Alright, here's another noob question. Is "After all" a prepositional phrase? (not sure on the terminology). I am trying to figure out if it is in an of itself a dependant clause.

That is, can I say:

"She realized that she didn't know him, after all."

or is it correct to say...

"She realized that she didn't know him, after all was said and done."

reph
03-13-2006, 11:37 PM
"After all" is correct by itself. You don't have to expand it. You don't need a comma in front of it.

dante-x
03-13-2006, 11:46 PM
Thanks Reph :)

Jamesaritchie
03-14-2006, 03:27 AM
Alright, here's another noob question. Is "After all" a prepositional phrase? (not sure on the terminology). I am trying to figure out if it is in an of itself a dependant clause.

That is, can I say:

"She realized that she didn't know him, after all."

or is it correct to say...

"She realized that she didn't know him, after all was said and done."

The way you use "after all" does not take a comma, but "after all" can also be used as an introductory phrase that does require a comma.

reph
03-14-2006, 04:01 AM
You don't need a comma in front of it.


The way you use "after all" does not take a comma, but "after all" can also be used as an introductory phrase that does require a comma.
In that case, the comma goes after the phrase.

If you plop "after all" into the middle of a sentence, it may need a comma on each end: "Carla decided to take a break no matter what the foreman said. She'd come in at six a.m. and worked until noon, after all, despite her headache." Whether you need commas depends on how you use "after all" what it modifies.

Sage
03-14-2006, 07:08 AM
Is "afterall" a real word, or have I just seen it wrong before, & somehow integrated it into the way I want to write it (but don't 'cuz Word says it's wrong).

Maryn
03-14-2006, 07:37 AM
Lots of words that frequently appear together eventually become joined, first with a hyphen, then without it in unknowing error, taken up in the closed form by edgy publications, finally accepted by the mainstream. (Examples include notebook, motorcycle, tomorrow, dustmop, with coffeemaker and countertop moving from hyphenated to closed more recently.)

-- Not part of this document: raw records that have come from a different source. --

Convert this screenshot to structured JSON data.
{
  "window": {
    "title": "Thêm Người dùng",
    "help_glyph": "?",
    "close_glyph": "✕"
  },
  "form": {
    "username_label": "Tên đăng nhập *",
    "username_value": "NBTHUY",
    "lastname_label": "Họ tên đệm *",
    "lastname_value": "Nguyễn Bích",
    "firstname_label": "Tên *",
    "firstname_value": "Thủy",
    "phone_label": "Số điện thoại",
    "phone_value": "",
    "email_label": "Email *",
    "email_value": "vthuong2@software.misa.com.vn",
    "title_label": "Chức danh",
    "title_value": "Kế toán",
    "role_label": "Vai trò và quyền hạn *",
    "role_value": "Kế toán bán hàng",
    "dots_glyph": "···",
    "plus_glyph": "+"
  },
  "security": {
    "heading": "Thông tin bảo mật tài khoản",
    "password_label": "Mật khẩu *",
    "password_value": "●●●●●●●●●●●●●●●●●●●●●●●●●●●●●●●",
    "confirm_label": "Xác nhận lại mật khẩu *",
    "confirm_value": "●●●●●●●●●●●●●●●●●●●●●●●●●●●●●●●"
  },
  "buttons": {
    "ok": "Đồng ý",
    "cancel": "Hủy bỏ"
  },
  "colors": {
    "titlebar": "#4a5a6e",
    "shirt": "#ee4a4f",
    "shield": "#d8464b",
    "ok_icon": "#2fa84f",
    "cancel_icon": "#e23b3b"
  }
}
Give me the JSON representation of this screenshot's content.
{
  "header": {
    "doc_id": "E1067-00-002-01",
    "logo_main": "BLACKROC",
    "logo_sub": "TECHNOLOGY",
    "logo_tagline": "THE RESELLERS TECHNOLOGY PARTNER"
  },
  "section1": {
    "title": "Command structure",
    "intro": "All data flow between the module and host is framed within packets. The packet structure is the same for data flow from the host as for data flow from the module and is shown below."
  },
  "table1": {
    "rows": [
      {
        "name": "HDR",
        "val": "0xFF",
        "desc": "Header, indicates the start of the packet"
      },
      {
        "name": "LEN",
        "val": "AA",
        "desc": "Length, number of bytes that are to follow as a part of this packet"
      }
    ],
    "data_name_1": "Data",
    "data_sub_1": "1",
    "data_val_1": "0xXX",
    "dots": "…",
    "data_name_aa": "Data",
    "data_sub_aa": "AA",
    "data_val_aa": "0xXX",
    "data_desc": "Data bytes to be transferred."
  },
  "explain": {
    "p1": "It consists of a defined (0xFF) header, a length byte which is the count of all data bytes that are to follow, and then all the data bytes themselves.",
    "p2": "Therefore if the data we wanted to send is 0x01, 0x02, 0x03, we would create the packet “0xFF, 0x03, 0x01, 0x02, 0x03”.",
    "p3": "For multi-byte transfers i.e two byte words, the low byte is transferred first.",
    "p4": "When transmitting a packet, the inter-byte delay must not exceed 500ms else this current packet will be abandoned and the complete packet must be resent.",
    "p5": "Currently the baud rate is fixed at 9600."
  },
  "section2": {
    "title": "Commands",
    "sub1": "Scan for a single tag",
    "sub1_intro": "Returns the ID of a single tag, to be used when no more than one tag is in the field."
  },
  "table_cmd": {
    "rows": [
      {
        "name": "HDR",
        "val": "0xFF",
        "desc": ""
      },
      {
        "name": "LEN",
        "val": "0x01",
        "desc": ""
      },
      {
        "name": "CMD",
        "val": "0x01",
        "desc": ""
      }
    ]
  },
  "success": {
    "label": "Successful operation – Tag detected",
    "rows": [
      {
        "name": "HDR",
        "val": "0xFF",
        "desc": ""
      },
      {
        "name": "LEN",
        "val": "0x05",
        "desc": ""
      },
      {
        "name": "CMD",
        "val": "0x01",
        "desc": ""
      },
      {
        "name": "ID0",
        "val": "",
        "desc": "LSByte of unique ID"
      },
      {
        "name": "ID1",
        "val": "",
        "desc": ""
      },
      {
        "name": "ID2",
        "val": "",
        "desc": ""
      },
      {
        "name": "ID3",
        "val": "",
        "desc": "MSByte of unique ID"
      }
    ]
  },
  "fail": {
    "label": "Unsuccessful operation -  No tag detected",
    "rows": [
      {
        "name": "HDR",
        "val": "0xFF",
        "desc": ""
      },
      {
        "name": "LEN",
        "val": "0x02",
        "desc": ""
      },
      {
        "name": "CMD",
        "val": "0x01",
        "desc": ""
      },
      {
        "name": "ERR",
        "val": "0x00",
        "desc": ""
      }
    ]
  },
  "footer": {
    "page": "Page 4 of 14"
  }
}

So far, "after all" is still two words--to me. But I'm majorly un-edgy.

Maryn, an open book

reph
03-14-2006, 09:16 AM
"After all" is still two words, like please indulge me while I exercise the ax-sharpening equipment "a lot" and "more so."

Tish Davidson
03-14-2006, 11:40 AM
"After all" is still two words, like please indulge me while I exercise the ax-sharpening equipment "a lot" and "more so."

And for those of us who are traditionalists, "all right."

Phouka
03-15-2006, 08:05 AM
And for those of us who are traditionalists, "all right."

Am I really a traditionalist for still writing 'all right'? I was sticking to the idea that it was the only correct version and that 'alright' was an abomination.

reph
03-15-2006, 09:16 AM
"Alright" is an abomination.

jst5150
03-15-2006, 07:24 PM
"After all" is the Americanized and shortened version of the phrase "After all has been said and done ..." (Reference unavailable because I'm at work and have it at home. Regrets). So, if you use it, stick it on the front of whatever construct you build.

rekirts
03-15-2006, 10:02 PM
"Alright" is an abomination.Is not. :tongue

reph
03-15-2006, 10:32 PM
"After all" is the Americanized and shortened version of the phrase "After all has been said and done ..."... So, if you use it, stick it on the front of whatever construct you build.
Why does being an Americanized and shortened version mean it should go on the front?

jst5150
03-15-2006, 10:44 PM
Because ... it ... felt ... real good -- at the time -- to say that.

Yeah. I must have been finishing the last sips of coffee when I put that last part in there. Whoopsie daisy.